Contrary to a fear-based society, where everyone is a potential enemy or spy, a trust-based society functions with an air of reciprocity and support. But there are no perfect societies, and there will always be those who take advantage of the system, the free-loaders and the deceivers, like those shameless scoundrels who falsely reported their spouse’s death after 9/11. The Torah offers a balance between fear and trust. Trust is achieved through the extensive social system of the Torah and its insistence on mutual help and loving kindness, while fear is substituted by reverence of the omniscient God and fortified by curses and not by clear punitive measures.
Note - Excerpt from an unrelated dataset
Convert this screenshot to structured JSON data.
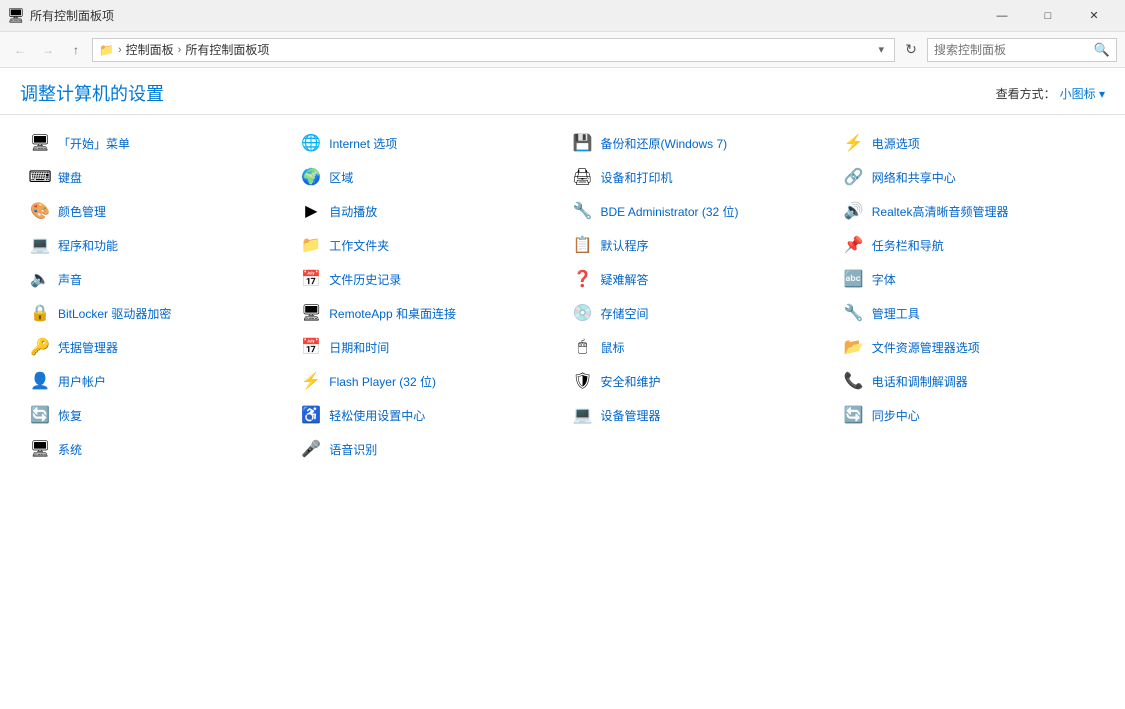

Standing on the two mountains, the two groups face each other as well as the Levites in the center. On one hand, they are all in the same space, yet on the other, there is a potential sharp divide between them. The event serves as symbolic reminder that, lacking reciprocity and trust, the nation will find itself fragmented. The Levites declare, one by one, a list of transgressions united by their covert nature, admonishing people against deceiving others by pretending to be who they are not. Verse 14 is not about idolatry, but rather about hypocrisy; cursed is one who pretends to believe in God and practice Judaism, while in hiding practices paganism. The next verse does not use the term כבוד – respect (ארור אשר לא יכבד), but rather מקלה – he who makes light. This is the person who pretends to respect his parents, but in his heart makes light of them. He might convey that air of disrespect to his children, thus breaking a chain of tradition and causing greater damage than if he would openly express his opinion and have an informed debate.
Trespassing? It refers to one who slowly moves his fence, inch by inch, into his neighbor’s territory. His actions cannot be tracked, and he upsets the trust among neighbors. Misleading a blind person is both a prohibition and a metaphor to giving advice to a non-expert. The expert often feigns innocence and claims he was genuinely trying to help. Distorting justice for the weaker layers of society is also done covertly, sometimes even in the name of justice, while those affected have no one to speak for them. The sexual transgressions mentioned here are not the full list of Leviticus, because this list singles out people who lead a double life, not occasional sinners.
Verse 24 – אָר֕וּר מַכֵּ֥ה רֵעֵ֖הוּ בַּסָּ֑תֶר – speaks of one who secretly initiates a move which will cause damage to another person, including badmouthing that person. No one can trace the action back to him, while he pretends to care and mourn for his suffering “friend”. It is followed by the admonition against bribe. It is surprising that the Torah mentions only one who takes bribe in exchange for falsely sentencing someone to death, and in light of what was said here, we have to understand it differently: taking bribe is done in secrecy, but it eventually will lead to disastrous, visible results. Not every bribe will lead to death, but the cumulative corruption of the judicial system, prompted by internal hidden hypocrisy, would inevitably cause death and destruction.
The list concludes with a call on people to establish – להקים – the words of the Torah. This means that we have to internalize the values of the Torah and make them an integral element of our life, avoiding hypocrisy and corruption at all costs, and championing honesty and transparency.